The most virgin of all the rainforest remaining in the area of Perinet is in Mantadia National Park. The boundary is only 1.5 miles from the very comfortable lodge Vakona ($85 room & board/day), but it’s a further 8 miles deeper into the forest where the trailheads begin the search for the lemurs and sifakas.

Searching for mammals of any kind in the tropical rainforest is problematic—it’s dark, shadowy, and the creatures you are usually after are agile, camouflaged, and skilled at not being seen as they slip away silently. Malagasy rainforests are no different in many respects, but one—lemurs are often as curious as shy. You are just as likely to bump into a lemur that approaches you as one that will spring away across the tree tops. Today we got lucky, really lucky! Red-bellied lemurs that seemed as fascinated by us, for a few minutes, as we were by them. The two photos above are the result. Created at ISO 400, f/4 at 1/100th sec. with a 200mm.

The above Diadem Sifakas photos are representative of the difficulty and reward of photographing very mobile arboreal mammals in the tropical rainforest. The first photo illustrates the typical view one gets—Diadems feed at the very top of the highest trees and offer little to work with without incredible patience. The next two photos were created at ISO 320, at 200mm. Photo #1 at 1/100th sec. at f/3.5, the photo #2 at 1/100th at f/2.8 The last is one worth emailing home about. These opportunities came after over two hours of slipping and sliding along muddy hillside trails before we finally caught a break and got up slope from the Sifakas and they obliged by leaping down from their leaf-eating tree-top perches.

The detail from the under-story of the rainforest in Mantadia National Park can be compared to the larger landscape from Nosy Mangabe (island) rainforest created a couple days ago. To create rainforest images that have texture and depth it’s critical to insure layers of green, as well as shapes and textures that the viewers understand to mean rainforest.

Heading out of the rainforest can be a bit of a shock to the visual senses.

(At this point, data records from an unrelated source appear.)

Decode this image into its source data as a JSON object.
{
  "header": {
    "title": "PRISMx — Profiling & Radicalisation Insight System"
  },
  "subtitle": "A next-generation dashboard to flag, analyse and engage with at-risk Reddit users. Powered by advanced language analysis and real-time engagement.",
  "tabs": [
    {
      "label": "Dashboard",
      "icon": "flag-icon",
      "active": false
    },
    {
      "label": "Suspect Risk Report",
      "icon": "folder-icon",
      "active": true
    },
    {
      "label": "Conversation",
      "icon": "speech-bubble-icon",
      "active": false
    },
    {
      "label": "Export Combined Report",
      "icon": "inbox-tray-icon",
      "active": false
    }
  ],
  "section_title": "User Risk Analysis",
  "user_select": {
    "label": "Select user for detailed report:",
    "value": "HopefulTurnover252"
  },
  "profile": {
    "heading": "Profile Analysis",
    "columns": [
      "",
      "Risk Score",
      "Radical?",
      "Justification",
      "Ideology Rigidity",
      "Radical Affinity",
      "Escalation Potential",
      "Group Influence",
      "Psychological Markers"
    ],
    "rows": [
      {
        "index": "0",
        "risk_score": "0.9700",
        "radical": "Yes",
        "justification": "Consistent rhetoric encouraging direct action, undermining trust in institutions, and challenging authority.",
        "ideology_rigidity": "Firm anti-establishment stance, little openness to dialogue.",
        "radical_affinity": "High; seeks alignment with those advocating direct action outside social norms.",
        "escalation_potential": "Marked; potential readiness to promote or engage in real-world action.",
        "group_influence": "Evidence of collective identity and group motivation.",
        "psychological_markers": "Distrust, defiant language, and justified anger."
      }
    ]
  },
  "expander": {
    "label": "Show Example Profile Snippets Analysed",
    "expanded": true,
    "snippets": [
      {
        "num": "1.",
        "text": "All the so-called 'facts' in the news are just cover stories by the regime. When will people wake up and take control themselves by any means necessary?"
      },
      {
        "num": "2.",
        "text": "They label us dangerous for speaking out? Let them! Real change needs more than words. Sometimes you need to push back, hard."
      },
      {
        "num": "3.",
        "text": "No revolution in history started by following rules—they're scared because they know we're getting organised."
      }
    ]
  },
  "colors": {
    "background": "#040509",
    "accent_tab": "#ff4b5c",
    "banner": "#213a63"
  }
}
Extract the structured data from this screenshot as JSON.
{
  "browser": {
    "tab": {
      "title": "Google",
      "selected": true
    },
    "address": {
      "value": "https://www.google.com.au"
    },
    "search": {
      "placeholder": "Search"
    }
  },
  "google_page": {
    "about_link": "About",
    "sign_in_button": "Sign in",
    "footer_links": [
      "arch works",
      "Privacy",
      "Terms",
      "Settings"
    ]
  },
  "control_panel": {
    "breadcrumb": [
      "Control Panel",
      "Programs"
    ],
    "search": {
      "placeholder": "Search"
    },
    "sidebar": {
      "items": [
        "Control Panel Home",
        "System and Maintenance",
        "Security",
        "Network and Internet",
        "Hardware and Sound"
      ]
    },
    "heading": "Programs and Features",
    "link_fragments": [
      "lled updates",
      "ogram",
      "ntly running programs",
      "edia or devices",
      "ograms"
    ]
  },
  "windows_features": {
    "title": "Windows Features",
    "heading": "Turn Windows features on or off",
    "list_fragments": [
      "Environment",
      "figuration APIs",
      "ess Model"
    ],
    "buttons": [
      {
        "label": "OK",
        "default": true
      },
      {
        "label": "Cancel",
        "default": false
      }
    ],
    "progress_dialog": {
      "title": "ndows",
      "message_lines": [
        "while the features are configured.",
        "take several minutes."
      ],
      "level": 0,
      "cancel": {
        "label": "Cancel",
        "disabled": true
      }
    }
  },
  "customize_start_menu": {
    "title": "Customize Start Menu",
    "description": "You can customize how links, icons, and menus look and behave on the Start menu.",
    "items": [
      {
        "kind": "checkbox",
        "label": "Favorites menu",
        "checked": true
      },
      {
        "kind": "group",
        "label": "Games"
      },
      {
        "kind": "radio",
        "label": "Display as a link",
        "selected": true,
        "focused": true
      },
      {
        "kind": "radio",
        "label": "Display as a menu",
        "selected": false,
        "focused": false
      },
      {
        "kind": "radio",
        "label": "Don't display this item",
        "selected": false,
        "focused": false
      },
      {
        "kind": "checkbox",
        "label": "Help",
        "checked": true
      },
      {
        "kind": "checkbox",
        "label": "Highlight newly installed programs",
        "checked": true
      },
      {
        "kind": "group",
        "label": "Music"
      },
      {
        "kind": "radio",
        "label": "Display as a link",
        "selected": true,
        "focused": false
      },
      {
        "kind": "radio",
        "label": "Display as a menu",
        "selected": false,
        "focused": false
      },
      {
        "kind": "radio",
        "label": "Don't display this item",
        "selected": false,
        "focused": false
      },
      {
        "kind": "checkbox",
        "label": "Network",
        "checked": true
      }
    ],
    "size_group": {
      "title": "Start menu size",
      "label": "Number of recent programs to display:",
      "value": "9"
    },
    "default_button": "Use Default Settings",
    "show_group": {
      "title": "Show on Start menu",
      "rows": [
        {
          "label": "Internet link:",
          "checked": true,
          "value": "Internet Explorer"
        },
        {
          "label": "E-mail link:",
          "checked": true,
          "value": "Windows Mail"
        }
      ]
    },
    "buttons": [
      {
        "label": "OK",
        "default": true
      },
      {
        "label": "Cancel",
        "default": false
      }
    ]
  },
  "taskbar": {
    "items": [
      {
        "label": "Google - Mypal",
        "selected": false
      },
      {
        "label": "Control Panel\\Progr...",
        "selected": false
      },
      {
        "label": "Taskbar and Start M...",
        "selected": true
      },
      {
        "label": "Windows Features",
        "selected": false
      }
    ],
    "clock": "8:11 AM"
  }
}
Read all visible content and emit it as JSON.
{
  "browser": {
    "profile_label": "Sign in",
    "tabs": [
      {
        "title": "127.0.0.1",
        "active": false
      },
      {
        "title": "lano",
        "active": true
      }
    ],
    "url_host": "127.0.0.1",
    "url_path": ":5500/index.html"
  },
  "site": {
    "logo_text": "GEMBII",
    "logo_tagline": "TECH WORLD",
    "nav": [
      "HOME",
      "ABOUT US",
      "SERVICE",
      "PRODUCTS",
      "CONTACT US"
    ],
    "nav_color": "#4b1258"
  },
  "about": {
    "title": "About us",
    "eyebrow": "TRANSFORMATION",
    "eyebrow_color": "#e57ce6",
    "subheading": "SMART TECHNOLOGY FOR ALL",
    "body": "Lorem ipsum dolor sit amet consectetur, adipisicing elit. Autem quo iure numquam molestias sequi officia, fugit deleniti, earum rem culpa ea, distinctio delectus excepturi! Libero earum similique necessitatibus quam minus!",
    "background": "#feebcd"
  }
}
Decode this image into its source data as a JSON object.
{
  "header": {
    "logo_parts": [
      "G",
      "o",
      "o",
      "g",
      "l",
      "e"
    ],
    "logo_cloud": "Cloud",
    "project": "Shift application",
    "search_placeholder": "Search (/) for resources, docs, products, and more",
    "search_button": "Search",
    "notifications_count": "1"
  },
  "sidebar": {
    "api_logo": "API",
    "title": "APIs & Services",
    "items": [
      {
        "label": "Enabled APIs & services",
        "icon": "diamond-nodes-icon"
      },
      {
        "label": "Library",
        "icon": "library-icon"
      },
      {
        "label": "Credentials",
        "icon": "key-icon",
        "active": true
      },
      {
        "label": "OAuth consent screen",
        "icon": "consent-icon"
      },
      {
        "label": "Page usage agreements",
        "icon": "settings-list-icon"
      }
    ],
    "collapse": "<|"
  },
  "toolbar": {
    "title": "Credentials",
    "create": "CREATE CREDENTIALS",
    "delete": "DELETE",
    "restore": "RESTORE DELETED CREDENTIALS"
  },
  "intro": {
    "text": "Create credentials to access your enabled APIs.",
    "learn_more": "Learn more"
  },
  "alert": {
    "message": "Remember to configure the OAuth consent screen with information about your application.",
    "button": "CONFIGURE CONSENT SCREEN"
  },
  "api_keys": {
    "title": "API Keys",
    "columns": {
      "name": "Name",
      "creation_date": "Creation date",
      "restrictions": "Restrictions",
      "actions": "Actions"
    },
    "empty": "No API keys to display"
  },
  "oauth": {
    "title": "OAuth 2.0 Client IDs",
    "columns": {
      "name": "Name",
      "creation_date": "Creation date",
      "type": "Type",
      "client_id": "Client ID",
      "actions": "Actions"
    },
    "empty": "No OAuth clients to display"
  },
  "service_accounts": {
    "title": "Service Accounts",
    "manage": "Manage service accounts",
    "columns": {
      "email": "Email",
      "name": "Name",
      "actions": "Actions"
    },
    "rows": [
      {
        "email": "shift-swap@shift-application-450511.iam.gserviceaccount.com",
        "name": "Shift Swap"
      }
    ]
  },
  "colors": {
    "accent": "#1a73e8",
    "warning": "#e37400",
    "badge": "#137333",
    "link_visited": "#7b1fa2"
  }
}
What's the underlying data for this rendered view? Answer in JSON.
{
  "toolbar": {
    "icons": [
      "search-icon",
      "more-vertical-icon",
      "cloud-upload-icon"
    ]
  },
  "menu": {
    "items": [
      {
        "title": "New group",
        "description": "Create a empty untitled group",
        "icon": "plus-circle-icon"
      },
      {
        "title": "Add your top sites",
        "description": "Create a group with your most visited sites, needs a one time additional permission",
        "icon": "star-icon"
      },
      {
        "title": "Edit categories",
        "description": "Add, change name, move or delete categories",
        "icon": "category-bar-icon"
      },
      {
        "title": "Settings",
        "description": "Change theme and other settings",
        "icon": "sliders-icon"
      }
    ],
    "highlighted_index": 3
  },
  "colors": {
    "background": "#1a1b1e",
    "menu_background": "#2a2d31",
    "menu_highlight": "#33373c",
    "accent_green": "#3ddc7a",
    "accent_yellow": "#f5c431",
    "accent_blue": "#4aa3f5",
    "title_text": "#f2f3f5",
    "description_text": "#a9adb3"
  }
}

The rainforests of the world are under tremendous pressure by the poor who continually chew away at these spectacular treasures of biological diversity. On the island of Madagascar it isn’t any different. These last couple of images were from the new peasant farms cleared into the edge of the park boundary at Mantadia and of a young woman with her banana harvest from one of these clearings.